Are you a plotter or a panster?
I had no idea what this meant, but I had a suspicion that it was something naughty and as a young twenty something year-old, I was not going to answer.
But it turns out it isn’t something that’s naughty. It’s something that can make or break your writing.
Do you write with the entire plot sketched out in front of you on notecards pinned to a bulletin board above your desk? Is your storyboard covered in scribbles? Are you, in other words, a plotter?
Or do you have no idea where your story is going when you sit down to write, but you do have a fabulous opening line and you hope that is enough to carry the rest of the tale? Are you a pantser, writing by the seat of your pants?
I ran across this phrase in a novel by Jill Barnett called Sentimental Journey. Turns out pilots sometimes fly by how the seat feels against their butts. Well, I don’t know about you, but as I sit here at my desk, my butt is not feeling much from the seat other than it’s been a very long day, and my butt is tired.
But what I want to talk about is this. What if you’ve been trying to be one of these but you’re actually the other?
I started writing my first full length novel in law school. Mr. Zarr’s Civil Procedure class. Back row. Last seat against the wall. Anything I could do to get away from having to be actually in that class without leaving the room. During class, I was a panster. I had no idea where the story was going. I just let it go. And it sometimes got me in trouble when I would write a particularly juicy part and laugh out loud. This can draw stares in a Civil Procedure class.
My suggestion to you is to try the other side. When you are working out in a strength training program, you are advised to mix things up through out cycles in your work out program so your muscles do not get overused to the same activity. I think the same goes for writing.
Having been a panster for so long, my mind got overactive. I started having thoughts about scenes in the future and having nowhere to store them in my brain, I would sometimes lose them. So this is how I went from panster to plotter, and I hope the better for it.
First, I got a storyboard. It’s a huge whiteboard stuck to the wall covered in dry erase marker that smells better than it should.
Second, I got software to help me manage the bulk that is a novel. Ever finish a 90,000+ word manuscript in Word and wish you had shot yourself at word 49,999?
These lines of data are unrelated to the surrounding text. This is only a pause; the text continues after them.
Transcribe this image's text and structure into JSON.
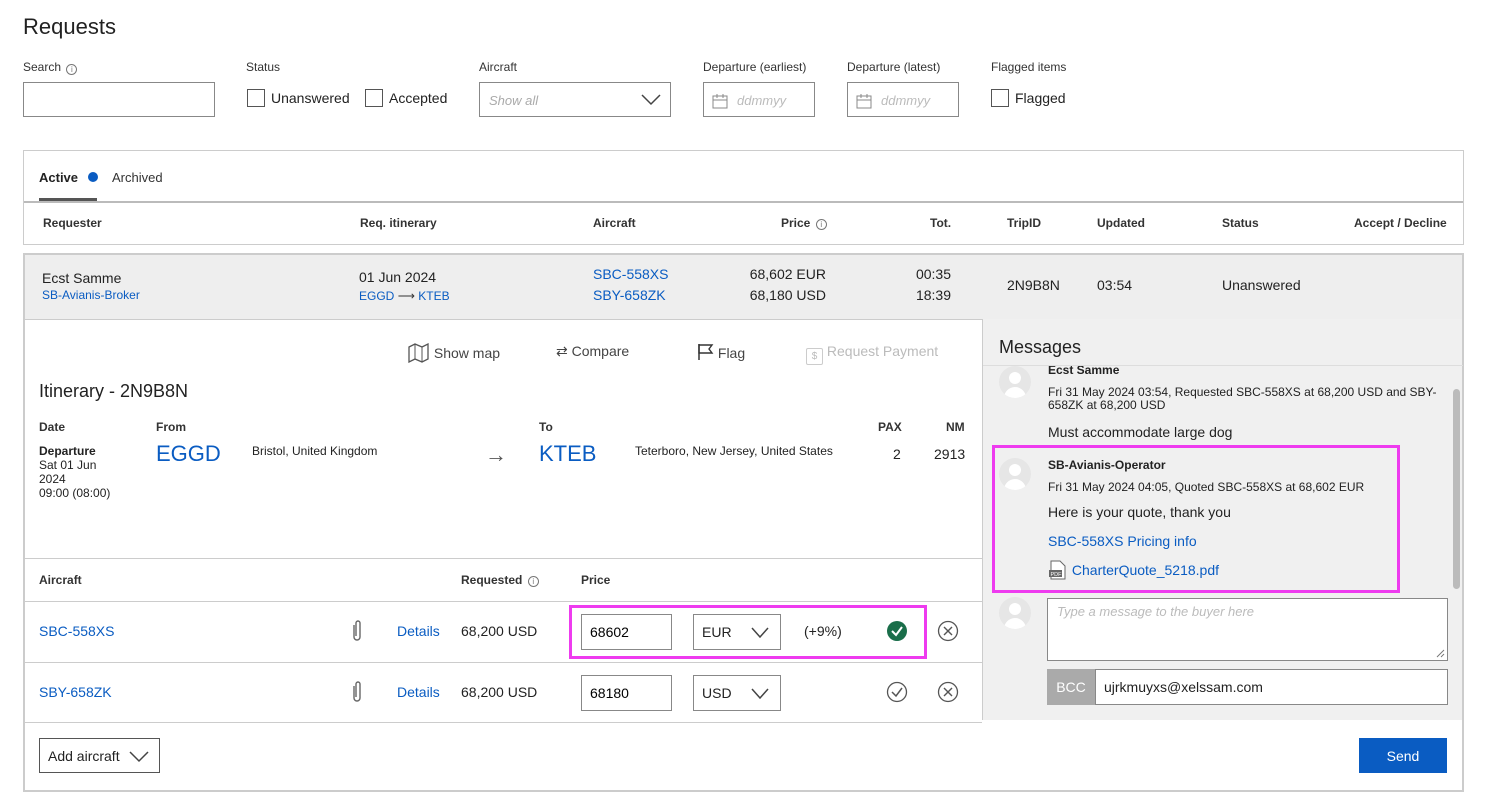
{
  "page": {
    "title": "Requests"
  },
  "filters": {
    "search_label": "Search",
    "status_label": "Status",
    "unanswered_label": "Unanswered",
    "accepted_label": "Accepted",
    "aircraft_label": "Aircraft",
    "aircraft_placeholder": "Show all",
    "dep_earliest_label": "Departure (earliest)",
    "dep_latest_label": "Departure (latest)",
    "date_placeholder": "ddmmyy",
    "flagged_items_label": "Flagged items",
    "flagged_label": "Flagged"
  },
  "tabs": {
    "active": "Active",
    "archived": "Archived"
  },
  "columns": {
    "requester": "Requester",
    "itinerary": "Req. itinerary",
    "aircraft": "Aircraft",
    "price": "Price",
    "tot": "Tot.",
    "tripid": "TripID",
    "updated": "Updated",
    "status": "Status",
    "accept": "Accept / Decline"
  },
  "request": {
    "name": "Ecst Samme",
    "broker": "SB-Avianis-Broker",
    "date": "01 Jun 2024",
    "from": "EGGD",
    "to": "KTEB",
    "aircraft1": "SBC-558XS",
    "aircraft2": "SBY-658ZK",
    "price1": "68,602 EUR",
    "price2": "68,180 USD",
    "tot1": "00:35",
    "tot2": "18:39",
    "tripid": "2N9B8N",
    "updated": "03:54",
    "status": "Unanswered"
  },
  "actions": {
    "show_map": "Show map",
    "compare": "Compare",
    "flag": "Flag",
    "request_payment": "Request Payment"
  },
  "itinerary": {
    "title": "Itinerary - 2N9B8N",
    "date_h": "Date",
    "from_h": "From",
    "to_h": "To",
    "pax_h": "PAX",
    "nm_h": "NM",
    "leg_label": "Departure",
    "leg_date1": "Sat 01 Jun",
    "leg_date2": "2024",
    "leg_time": "09:00 (08:00)",
    "from_code": "EGGD",
    "from_city": "Bristol, United Kingdom",
    "to_code": "KTEB",
    "to_city": "Teterboro, New Jersey, United States",
    "pax": "2",
    "nm": "2913"
  },
  "aircraft_table": {
    "aircraft_h": "Aircraft",
    "requested_h": "Requested",
    "price_h": "Price",
    "details": "Details",
    "rows": [
      {
        "reg": "SBC-558XS",
        "requested": "68,200 USD",
        "price": "68602",
        "currency": "EUR",
        "diff": "(+9%)"
      },
      {
        "reg": "SBY-658ZK",
        "requested": "68,200 USD",
        "price": "68180",
        "currency": "USD",
        "diff": ""
      }
    ],
    "add_aircraft": "Add aircraft"
  },
  "messages": {
    "title": "Messages",
    "m1_sender": "Ecst Samme",
    "m1_meta": "Fri 31 May 2024 03:54, Requested SBC-558XS at 68,200 USD and SBY-658ZK at 68,200 USD",
    "m1_text": "Must accommodate large dog",
    "m2_sender": "SB-Avianis-Operator",
    "m2_meta": "Fri 31 May 2024 04:05, Quoted SBC-558XS at 68,602 EUR",
    "m2_text": "Here is your quote, thank you",
    "m2_link": "SBC-558XS Pricing info",
    "m2_file": "CharterQuote_5218.pdf",
    "compose_placeholder": "Type a message to the buyer here",
    "bcc_label": "BCC",
    "bcc_value": "ujrkmuyxs@xelssam.com",
    "send": "Send"
  },
  "colors": {
    "accent": "#0a5cc2",
    "highlight": "#ee3bef",
    "ok": "#1a6e4a"
  }
}
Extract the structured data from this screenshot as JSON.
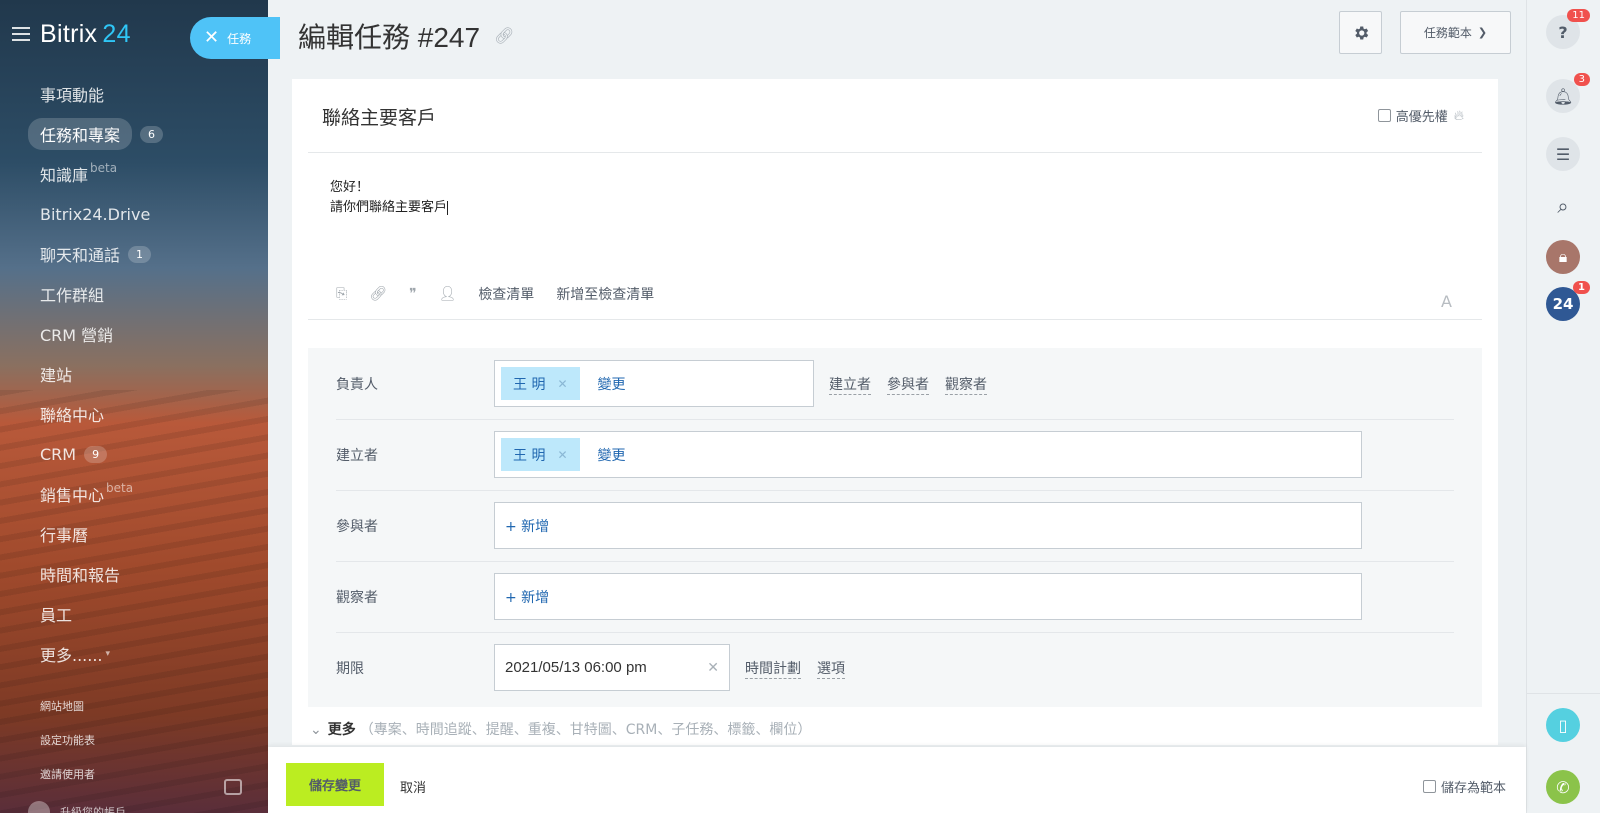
{
  "app": {
    "logo_name": "Bitrix",
    "logo_num": "24"
  },
  "tasks_pill": {
    "label": "任務"
  },
  "sidebar": {
    "items": [
      {
        "label": "事項動能"
      },
      {
        "label": "任務和專案",
        "counter": "6"
      },
      {
        "label": "知識庫",
        "sup": "beta"
      },
      {
        "label": "Bitrix24.Drive"
      },
      {
        "label": "聊天和通話",
        "counter": "1"
      },
      {
        "label": "工作群組"
      },
      {
        "label": "CRM 營銷"
      },
      {
        "label": "建站"
      },
      {
        "label": "聯絡中心"
      },
      {
        "label": "CRM",
        "counter": "9"
      },
      {
        "label": "銷售中心",
        "sup": "beta"
      },
      {
        "label": "行事曆"
      },
      {
        "label": "時間和報告"
      },
      {
        "label": "員工"
      },
      {
        "label": "更多......"
      }
    ],
    "sitemap": "網站地圖",
    "config_menu": "設定功能表",
    "invite": "邀請使用者",
    "upgrade": "升級您的帳戶"
  },
  "header": {
    "title": "編輯任務 #247",
    "template_label": "任務範本"
  },
  "task": {
    "title": "聯絡主要客戶",
    "priority_label": "高優先權",
    "description_line1": "您好！",
    "description_line2": "請你們聯絡主要客戶",
    "toolbar": {
      "checklist": "檢查清單",
      "add_checklist": "新增至檢查清單",
      "font": "A"
    }
  },
  "fields": {
    "responsible": {
      "label": "負責人",
      "user": "王 明",
      "change": "變更",
      "links": [
        "建立者",
        "參與者",
        "觀察者"
      ]
    },
    "creator": {
      "label": "建立者",
      "user": "王 明",
      "change": "變更"
    },
    "participants": {
      "label": "參與者",
      "add": "+ 新增"
    },
    "observers": {
      "label": "觀察者",
      "add": "+ 新增"
    },
    "deadline": {
      "label": "期限",
      "value": "2021/05/13 06:00 pm",
      "time_plan": "時間計劃",
      "options": "選項"
    }
  },
  "more": {
    "label": "更多",
    "hint": "（專案、時間追蹤、提醒、重複、甘特圖、CRM、子任務、標籤、欄位）"
  },
  "footer": {
    "save": "儲存變更",
    "cancel": "取消",
    "save_as_template": "儲存為範本"
  },
  "rail": {
    "help_badge": "11",
    "notify_badge": "3",
    "b24_label": "24",
    "b24_badge": "1"
  },
  "colors": {
    "accent_green": "#bbed21",
    "chip_blue": "#bde8fb",
    "link_blue": "#2067b0",
    "badge_red": "#f0514d",
    "brand_cyan": "#2fc6f6"
  }
}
Allow me to suggest Scrivener. If you don’t know about Scrivener, you’re writing under a rock. (Which sounds very uncomfortable, so please get out from under it.) Scrivener is a great software platform that not only allows you split your manuscript into manageable parts, it also gives you areas for reference, cross referencing sections, document storage, and a compile feature that converts your document into an ebook platform ready document. Scrivener does more than I can discuss here, but you should check it out. You can download a free trial for 30 days of use. Trust me, it’s worth it.
Third, I read what other people did. Check out blogs. See what other authors are doing. I recommend Inara Scott and Sarra Cannon. These authors have been in the trenches of self-publishing. Why not learn from them?
If you can’t take the plunge just yet and change up your writing style, I at least recommend that you think about it. With the right tools, you can go from fabulous opening line to jaw dropping ending. And when you get to the space in between, you’ll remember those kick ass scenes you thought of before the awesome opening line was even written down. And you’ll name a character after me in honor of my brilliance. Well, maybe not, but that would be cool.